**DATA EXTRACT**.
○ ○ ○ ○ ○

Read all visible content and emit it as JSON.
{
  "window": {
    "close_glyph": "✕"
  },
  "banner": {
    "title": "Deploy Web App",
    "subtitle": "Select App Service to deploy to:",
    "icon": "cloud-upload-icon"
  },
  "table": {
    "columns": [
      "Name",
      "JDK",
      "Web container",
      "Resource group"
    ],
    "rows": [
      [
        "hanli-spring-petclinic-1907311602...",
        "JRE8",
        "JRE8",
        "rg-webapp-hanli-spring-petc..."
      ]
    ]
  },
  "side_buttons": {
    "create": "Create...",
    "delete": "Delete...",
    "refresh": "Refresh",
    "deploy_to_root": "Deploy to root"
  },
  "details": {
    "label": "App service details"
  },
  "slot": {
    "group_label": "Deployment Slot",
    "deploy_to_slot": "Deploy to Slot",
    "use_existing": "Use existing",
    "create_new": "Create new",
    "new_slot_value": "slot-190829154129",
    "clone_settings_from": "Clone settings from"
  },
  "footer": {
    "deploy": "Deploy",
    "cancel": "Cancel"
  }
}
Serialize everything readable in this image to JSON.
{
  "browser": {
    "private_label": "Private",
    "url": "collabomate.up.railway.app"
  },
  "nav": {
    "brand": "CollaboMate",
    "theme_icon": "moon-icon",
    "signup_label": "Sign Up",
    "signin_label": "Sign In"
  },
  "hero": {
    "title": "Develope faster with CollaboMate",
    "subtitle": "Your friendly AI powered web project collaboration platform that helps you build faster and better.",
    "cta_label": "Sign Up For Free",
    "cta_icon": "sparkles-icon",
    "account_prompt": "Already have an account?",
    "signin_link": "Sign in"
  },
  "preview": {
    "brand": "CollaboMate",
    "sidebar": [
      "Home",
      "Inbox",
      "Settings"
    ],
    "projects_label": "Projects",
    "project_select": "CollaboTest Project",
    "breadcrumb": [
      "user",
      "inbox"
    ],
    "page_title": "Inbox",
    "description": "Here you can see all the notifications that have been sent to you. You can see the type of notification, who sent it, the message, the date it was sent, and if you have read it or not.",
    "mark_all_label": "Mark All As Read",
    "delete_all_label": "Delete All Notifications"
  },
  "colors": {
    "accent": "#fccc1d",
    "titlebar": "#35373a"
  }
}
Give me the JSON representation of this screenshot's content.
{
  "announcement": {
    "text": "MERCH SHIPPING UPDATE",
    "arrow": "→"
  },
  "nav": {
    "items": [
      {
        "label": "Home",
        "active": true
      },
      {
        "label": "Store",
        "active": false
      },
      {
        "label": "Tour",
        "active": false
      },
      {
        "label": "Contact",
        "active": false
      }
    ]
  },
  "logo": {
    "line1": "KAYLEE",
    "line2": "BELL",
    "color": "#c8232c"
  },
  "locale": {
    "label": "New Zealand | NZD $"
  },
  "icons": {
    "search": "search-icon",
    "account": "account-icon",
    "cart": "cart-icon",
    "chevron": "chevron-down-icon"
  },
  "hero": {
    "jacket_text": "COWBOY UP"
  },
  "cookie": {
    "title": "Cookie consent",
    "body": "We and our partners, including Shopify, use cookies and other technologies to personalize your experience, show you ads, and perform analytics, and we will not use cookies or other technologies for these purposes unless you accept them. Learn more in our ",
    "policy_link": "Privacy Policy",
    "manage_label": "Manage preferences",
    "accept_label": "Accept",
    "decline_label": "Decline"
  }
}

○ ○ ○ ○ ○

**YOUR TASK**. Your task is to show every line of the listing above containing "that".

**RESPONSE FOR THIS EXERCISE**.
    "subtitle": "Your friendly AI powered web project collaboration platform that helps you build faster and better.",
    "description": "Here you can see all the notifications that have been sent to you. You can see the type of notification, who sent it, the message, the date it was sent, and if you have read it or not.",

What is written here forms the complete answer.